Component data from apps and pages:
· · · · ·
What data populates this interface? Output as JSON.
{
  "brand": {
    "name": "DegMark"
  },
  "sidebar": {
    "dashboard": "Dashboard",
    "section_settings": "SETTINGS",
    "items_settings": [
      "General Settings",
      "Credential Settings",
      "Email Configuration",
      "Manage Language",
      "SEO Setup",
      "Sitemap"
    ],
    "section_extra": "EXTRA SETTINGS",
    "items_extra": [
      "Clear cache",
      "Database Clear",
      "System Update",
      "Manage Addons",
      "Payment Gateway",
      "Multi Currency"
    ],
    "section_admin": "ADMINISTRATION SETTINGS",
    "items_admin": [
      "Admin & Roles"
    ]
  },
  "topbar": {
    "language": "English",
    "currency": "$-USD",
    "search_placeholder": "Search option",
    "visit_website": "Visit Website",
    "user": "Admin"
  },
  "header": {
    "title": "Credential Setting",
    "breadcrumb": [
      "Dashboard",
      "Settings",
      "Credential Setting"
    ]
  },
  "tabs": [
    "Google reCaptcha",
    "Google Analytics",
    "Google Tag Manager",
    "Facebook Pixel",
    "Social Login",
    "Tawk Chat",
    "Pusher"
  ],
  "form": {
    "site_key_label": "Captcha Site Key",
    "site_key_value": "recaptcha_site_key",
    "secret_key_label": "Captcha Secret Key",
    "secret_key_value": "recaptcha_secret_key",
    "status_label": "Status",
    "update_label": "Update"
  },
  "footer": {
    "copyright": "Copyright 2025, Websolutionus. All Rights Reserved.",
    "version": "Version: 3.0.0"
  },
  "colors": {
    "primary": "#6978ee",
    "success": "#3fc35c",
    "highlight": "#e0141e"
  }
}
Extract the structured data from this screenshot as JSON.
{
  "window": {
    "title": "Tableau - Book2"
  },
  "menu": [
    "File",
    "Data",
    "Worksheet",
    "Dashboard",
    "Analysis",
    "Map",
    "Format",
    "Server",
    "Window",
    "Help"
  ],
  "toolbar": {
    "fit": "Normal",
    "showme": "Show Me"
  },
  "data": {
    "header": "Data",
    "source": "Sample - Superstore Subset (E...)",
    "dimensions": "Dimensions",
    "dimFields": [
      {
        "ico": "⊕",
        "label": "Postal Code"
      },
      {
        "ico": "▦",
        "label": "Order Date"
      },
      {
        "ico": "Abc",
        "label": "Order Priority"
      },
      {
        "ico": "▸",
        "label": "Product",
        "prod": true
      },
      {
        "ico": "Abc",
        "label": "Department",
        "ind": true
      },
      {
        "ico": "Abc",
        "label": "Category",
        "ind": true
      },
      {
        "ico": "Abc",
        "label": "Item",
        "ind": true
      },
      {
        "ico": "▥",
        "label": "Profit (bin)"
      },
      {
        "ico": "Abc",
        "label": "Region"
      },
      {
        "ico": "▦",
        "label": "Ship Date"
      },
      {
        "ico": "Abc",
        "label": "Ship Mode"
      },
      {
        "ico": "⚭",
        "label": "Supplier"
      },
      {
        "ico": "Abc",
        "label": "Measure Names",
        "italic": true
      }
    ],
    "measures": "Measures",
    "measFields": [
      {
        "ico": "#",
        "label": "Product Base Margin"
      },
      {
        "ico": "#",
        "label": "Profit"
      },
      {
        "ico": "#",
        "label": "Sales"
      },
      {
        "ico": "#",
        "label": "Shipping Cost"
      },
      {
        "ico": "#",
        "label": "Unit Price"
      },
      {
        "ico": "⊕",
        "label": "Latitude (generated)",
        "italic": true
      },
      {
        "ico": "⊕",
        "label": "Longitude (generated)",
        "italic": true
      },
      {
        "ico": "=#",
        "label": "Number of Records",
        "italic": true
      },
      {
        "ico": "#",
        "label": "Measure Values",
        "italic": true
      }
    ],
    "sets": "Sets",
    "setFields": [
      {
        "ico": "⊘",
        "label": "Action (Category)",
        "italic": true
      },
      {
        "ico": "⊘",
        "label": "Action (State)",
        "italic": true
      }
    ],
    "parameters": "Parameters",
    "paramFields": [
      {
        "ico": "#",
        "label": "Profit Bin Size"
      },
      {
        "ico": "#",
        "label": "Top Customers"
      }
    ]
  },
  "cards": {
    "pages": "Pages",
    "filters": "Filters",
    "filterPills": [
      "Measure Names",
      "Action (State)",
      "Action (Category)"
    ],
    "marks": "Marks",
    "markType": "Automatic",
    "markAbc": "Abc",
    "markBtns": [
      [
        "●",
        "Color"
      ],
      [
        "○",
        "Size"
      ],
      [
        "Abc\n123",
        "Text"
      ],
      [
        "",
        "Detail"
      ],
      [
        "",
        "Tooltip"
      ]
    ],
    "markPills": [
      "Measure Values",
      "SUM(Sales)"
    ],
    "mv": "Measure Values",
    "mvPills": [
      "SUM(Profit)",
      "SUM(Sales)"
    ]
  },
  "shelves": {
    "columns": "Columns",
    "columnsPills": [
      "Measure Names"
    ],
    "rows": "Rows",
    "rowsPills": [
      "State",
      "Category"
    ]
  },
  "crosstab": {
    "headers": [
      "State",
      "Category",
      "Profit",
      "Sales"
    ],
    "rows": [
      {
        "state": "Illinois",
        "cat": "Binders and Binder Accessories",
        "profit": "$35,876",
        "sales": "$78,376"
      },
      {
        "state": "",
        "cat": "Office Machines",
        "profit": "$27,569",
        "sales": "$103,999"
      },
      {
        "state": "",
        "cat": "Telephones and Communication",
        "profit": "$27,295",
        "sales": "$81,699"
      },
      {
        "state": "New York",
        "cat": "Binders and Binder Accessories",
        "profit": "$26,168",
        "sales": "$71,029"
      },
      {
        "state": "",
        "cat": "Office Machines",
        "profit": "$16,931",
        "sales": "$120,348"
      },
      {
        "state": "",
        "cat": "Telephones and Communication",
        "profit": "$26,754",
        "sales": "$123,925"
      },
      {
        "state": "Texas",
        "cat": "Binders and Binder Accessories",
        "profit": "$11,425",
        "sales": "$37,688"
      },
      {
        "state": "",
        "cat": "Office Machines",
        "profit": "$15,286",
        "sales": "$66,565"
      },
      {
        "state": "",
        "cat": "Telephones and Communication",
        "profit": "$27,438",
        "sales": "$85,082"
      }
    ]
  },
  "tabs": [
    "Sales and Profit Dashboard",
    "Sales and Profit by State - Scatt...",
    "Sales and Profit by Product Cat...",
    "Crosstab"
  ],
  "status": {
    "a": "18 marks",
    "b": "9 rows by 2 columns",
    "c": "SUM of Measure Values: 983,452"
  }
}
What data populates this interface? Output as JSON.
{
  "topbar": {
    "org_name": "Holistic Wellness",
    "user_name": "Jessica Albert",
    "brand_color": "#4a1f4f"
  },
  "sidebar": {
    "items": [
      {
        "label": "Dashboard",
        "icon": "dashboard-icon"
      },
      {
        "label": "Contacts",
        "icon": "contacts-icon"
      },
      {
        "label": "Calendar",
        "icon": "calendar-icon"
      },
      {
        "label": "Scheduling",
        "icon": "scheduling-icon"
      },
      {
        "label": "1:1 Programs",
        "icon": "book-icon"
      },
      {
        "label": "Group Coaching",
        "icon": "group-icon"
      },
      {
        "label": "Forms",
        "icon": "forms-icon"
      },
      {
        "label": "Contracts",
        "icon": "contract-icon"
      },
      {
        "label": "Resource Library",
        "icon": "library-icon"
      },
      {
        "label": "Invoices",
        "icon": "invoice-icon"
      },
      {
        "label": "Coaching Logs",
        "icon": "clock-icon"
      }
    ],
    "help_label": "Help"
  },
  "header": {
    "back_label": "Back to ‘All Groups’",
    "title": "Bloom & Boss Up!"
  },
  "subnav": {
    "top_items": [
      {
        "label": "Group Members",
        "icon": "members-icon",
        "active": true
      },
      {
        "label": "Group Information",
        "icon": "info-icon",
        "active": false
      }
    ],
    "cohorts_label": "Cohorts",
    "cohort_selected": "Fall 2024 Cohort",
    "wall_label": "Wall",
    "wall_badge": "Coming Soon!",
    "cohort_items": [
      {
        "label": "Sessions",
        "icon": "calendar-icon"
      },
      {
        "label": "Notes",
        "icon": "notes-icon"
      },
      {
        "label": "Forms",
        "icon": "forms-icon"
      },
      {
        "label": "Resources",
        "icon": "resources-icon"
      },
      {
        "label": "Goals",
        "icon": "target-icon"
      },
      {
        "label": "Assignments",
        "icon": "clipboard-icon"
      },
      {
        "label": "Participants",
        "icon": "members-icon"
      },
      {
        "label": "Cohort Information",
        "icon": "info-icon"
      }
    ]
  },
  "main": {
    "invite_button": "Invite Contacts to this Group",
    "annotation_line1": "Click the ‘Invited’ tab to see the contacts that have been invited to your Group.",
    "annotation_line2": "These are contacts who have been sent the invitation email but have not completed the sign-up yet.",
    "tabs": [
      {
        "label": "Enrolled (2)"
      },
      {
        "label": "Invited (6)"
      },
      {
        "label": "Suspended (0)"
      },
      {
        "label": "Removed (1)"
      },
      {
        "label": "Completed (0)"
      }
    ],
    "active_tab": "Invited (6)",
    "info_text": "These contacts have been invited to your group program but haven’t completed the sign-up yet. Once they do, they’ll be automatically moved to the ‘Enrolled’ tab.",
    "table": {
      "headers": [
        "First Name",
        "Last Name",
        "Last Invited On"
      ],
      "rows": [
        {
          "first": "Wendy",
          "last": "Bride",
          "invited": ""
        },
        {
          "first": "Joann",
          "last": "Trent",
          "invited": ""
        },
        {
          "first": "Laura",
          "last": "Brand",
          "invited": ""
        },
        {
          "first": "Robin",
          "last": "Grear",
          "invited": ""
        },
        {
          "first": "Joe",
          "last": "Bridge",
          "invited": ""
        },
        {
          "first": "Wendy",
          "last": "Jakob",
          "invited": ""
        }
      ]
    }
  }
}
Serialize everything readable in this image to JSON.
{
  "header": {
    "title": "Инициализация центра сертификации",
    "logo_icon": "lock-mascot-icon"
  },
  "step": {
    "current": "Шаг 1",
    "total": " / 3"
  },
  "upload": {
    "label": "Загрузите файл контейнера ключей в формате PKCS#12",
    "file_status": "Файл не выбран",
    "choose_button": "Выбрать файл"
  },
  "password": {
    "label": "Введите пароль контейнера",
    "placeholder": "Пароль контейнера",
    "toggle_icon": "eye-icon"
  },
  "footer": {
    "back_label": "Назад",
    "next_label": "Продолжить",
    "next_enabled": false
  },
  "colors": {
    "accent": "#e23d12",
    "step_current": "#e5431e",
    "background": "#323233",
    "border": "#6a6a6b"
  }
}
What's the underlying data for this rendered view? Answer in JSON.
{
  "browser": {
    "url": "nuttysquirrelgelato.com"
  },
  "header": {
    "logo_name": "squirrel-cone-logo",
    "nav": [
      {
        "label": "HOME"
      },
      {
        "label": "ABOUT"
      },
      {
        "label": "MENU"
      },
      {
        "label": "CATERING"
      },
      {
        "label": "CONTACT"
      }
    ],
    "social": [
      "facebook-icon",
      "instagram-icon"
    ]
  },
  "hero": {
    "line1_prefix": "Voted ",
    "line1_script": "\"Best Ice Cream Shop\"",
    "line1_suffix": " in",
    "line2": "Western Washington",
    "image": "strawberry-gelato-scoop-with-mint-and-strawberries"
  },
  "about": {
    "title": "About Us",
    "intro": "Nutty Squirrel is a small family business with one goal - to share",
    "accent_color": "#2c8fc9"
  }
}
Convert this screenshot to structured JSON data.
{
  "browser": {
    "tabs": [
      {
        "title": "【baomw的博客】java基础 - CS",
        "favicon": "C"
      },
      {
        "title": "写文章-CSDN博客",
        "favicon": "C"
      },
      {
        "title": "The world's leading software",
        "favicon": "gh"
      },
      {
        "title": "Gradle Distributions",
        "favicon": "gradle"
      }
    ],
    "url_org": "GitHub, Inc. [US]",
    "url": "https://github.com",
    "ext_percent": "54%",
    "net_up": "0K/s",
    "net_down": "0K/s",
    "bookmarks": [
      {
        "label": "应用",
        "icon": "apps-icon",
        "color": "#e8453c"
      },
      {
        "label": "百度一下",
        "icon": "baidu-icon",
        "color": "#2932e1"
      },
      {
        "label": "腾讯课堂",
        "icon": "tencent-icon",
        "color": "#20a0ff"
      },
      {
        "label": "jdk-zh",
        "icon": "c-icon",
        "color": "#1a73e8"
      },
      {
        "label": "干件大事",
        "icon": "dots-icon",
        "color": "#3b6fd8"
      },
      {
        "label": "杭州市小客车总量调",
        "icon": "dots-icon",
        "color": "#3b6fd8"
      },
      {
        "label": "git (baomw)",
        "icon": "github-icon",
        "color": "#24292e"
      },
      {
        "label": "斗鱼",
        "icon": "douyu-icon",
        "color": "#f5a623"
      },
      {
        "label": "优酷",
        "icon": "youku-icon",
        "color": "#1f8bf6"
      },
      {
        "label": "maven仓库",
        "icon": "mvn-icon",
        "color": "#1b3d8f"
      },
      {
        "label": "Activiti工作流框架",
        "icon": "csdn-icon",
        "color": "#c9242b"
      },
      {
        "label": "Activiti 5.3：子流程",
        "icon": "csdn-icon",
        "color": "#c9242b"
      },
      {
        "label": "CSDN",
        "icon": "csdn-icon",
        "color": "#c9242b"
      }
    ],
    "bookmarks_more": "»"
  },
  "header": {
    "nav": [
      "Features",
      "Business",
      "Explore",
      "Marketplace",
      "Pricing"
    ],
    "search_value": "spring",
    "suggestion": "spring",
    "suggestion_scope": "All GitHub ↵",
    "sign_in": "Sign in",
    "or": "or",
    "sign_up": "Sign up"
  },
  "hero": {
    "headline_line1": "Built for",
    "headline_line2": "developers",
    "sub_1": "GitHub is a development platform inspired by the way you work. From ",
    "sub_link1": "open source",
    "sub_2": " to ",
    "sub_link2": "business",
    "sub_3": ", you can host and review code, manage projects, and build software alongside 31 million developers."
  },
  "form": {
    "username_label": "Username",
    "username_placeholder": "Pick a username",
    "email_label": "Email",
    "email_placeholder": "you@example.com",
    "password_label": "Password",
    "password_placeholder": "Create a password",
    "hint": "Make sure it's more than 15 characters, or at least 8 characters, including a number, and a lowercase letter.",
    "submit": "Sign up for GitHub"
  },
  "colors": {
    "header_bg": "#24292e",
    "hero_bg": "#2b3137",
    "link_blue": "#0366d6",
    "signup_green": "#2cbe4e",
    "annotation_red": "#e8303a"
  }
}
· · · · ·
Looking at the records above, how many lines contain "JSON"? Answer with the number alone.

## [Reply]
6